* _Work required_: Find how many lines of the listing below include the word "take", then report the number by itself.

______________________________

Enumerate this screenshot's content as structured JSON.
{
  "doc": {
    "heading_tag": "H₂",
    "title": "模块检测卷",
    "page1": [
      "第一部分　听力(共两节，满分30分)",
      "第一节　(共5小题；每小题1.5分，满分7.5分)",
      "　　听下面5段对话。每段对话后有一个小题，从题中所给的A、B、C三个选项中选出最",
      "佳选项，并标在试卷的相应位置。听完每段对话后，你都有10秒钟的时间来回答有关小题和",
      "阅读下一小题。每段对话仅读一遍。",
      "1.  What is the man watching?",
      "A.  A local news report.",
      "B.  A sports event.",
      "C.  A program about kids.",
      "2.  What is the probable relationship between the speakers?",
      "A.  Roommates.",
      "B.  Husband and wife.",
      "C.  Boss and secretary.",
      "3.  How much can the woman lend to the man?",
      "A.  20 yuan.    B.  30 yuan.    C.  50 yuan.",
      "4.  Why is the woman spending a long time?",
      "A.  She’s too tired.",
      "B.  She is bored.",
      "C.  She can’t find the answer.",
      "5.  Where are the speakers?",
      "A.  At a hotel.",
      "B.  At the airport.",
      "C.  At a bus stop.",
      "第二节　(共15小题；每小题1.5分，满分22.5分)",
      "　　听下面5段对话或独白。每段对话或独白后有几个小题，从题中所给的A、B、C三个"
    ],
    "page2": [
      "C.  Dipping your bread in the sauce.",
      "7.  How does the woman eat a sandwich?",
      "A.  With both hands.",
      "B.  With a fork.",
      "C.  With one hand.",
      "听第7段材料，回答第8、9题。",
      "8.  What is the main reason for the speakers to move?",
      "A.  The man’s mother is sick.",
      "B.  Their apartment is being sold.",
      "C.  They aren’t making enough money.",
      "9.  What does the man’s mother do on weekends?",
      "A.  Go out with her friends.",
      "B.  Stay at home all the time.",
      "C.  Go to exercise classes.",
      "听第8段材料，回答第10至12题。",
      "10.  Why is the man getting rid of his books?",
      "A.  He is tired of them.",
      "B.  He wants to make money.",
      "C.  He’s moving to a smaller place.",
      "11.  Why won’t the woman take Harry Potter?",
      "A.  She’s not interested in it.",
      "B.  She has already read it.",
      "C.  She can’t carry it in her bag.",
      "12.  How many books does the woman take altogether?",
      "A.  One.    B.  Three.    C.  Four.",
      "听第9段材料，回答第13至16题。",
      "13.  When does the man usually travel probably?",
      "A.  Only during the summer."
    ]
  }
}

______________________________

* _Written solution_: 2